Way back in 1989, back when Batmania was riding high due, to a large part, the Michael Keaton movie, I read every graphic novel, TPB I could find featuring Batman. As such, I read black and white collections of Neal Adams and Denny O’Neil, A Death in the Family, The Killing Joke and of course, The Dark Knight Returns. In my haste to digest and immerse myself in Bat-lore, I missed something that only became apparent to me most recently. The Dark Knight Returns precedes A Death in the Family by a couple of years; Frank Miller either prophesising Jason’s death or at the very least, planting the seed for his demise. In my rush of reading things as I found/bought them, I had always assumed that the death of Jason Todd from the latter series was being channelled by the former.
Now, I am not saying that there are a lot of comic fans out there who are as chronologically challenged as myself, but Frank Miller and Brian Azzarello along with John Romita JR are putting the record straight with this one shot.
As the book starts, we find Batman heading into a twilight period of his crime fighting career. Injuries are taking their toll on with physical malaise seeping into his psyche, cracking that indomitable will power. Public opinion may be swaying against him also, with a charge of endangering children, a foreshadow of what’s to come maybe, being the crux on which that particular petard is hung. Jason Todd is going through his rebellious, vicious stage that would mark the start of his infamous benching and eventually his death. And of course, there is the Joker.

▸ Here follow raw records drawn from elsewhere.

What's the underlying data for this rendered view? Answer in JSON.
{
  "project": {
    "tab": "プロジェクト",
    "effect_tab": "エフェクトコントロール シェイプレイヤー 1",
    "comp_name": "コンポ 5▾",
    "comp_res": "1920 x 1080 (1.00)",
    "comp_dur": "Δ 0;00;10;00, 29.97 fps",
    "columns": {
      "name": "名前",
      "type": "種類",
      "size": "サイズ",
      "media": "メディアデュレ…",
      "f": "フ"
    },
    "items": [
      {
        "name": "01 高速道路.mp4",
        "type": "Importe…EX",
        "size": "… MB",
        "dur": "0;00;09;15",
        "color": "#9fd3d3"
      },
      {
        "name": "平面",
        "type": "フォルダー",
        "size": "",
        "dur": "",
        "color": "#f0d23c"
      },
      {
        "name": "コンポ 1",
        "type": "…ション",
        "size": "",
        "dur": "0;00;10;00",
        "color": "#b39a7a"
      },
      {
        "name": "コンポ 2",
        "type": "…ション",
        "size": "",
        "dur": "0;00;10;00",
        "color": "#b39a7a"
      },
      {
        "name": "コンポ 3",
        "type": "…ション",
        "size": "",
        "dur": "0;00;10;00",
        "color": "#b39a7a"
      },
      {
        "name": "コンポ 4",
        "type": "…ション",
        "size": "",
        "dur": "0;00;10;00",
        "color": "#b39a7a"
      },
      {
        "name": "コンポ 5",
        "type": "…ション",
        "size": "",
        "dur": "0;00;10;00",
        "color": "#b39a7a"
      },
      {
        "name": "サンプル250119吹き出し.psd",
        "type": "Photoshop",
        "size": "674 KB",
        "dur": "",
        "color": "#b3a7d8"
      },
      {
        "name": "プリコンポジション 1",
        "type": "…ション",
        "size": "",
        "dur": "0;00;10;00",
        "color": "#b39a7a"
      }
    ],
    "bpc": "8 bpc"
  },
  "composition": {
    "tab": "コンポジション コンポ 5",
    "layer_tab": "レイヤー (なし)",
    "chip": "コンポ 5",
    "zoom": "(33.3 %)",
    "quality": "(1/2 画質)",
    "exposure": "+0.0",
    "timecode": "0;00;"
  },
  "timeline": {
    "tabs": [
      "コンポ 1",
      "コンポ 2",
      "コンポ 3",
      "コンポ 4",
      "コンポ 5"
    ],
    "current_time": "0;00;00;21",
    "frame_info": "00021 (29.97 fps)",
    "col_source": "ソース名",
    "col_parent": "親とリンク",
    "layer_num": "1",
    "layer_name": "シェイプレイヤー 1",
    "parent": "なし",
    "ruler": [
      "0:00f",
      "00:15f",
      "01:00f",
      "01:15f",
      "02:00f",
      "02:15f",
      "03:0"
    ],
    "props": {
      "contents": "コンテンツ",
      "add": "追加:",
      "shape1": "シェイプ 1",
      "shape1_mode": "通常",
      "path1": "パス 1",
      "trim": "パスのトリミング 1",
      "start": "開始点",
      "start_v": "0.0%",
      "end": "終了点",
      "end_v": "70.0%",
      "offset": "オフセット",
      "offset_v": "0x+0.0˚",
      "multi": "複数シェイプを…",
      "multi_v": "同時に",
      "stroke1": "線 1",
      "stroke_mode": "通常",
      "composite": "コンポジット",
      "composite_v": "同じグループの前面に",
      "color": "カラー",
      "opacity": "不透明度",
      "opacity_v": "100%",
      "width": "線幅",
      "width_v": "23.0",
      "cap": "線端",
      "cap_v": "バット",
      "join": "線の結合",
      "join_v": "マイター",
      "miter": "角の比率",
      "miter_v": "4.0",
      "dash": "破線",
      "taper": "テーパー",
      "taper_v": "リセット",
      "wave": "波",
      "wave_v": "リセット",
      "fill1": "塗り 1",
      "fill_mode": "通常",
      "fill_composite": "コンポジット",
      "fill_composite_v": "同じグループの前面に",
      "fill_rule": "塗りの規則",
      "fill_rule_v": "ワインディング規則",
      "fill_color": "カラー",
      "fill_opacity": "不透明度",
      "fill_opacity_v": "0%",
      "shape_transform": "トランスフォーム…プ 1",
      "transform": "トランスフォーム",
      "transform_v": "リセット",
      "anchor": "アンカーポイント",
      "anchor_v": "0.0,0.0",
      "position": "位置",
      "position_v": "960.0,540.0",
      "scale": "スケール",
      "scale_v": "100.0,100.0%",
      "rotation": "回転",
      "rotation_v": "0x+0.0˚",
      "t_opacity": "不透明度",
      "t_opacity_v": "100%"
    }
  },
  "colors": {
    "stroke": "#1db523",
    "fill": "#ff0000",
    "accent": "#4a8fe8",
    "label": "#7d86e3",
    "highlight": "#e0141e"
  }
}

With the pairing of Miller and Azzarello you get the feel of the original story. This book has more resonance with its originator than the current series, which should be re-named “The Justice League Returns”. As such, it reads a lot better, slthough that is not saying much. The beats are the same as the original with issues of age and injury adding to the woes of a Bruce Wayne who is facing his mortality. Reading this book, I can’t help feel that it’s missing something. It may be that the onset of the troubles that will blight Bruce in DKR are too nebulous, to tenuous to act as a counter measure to Batman’s existence. Or it could be the lack of the satire, given lip service in the now ubiquitous TV commentary.For all the smoke and mirrors of the dialogue, I am disappointed with the final act. There is no pomp or grace to the Joker in the final few pages. Here was an opportunity to do something different. Instead we get the banality of an average event and an element of fan service, that some will love. This feeling is cemented by the amount of time given to the Joker and how his ruse to escape plays out.
Controversially, I like John Romita JR’s art work. I liked it on Spider-Man, didn’t mind it on Avengers, loved it way back when he was on Uncanny X-Men (the first time around) and yes, I liked his more recent run on Superman. Therefore, it will come as no surprise that I enjoyed his art in this book. When I first heard about this book, I have to admit I did consider it a step to far for JRJR. Looking at the finished article, I should have had more faith. Like the dialogue, the art carries an element of the same beats from the original book, with JRJR incorporating a more squared of version of Batman. This however doesn’t detract from his core style which is on show through un-cowled faces and action scenes, perhaps giving the book its only tangible feeling of originality. As good as Romita’s work is, a lot of the credit must go to inker Peter Steigerwald, who also provides colors. Most recently , JRJR’s has been inked by Klaus Janson which has given the pencils a rough look. Here Steigerwald, provides a smoother line which in turn, gives the whole artwork a more polished feel. The colors are simply outstanding, with Gotham’s darkness fully on show amidst the hues of the companionship of lovers and family and the contrast of the seemingly sterile Arkham, where the evil and the insane are never cleansed.
Re-interpretation. Rehash. Re-done. Regurgitation. Copy. All of this words can be thrown at this book. Do we really need every last mystery laid bare for us? Does anyone really care how the Robin from an essentially and albeit excellent Elseworld story died? There is nothing really wrong with framing a story in the familiar, but something new has to be thrown into the mix, otherwise there is no point. With everyone knowing the outcome for Jason, it feels like, especially towards the end, that the writers have just thought, “if that’s what they want to see, let’s show it” and done so with a lack of sincerity or craft.
Writing – 2 Stars
Art – 4 Stars
Colors – 5 Stars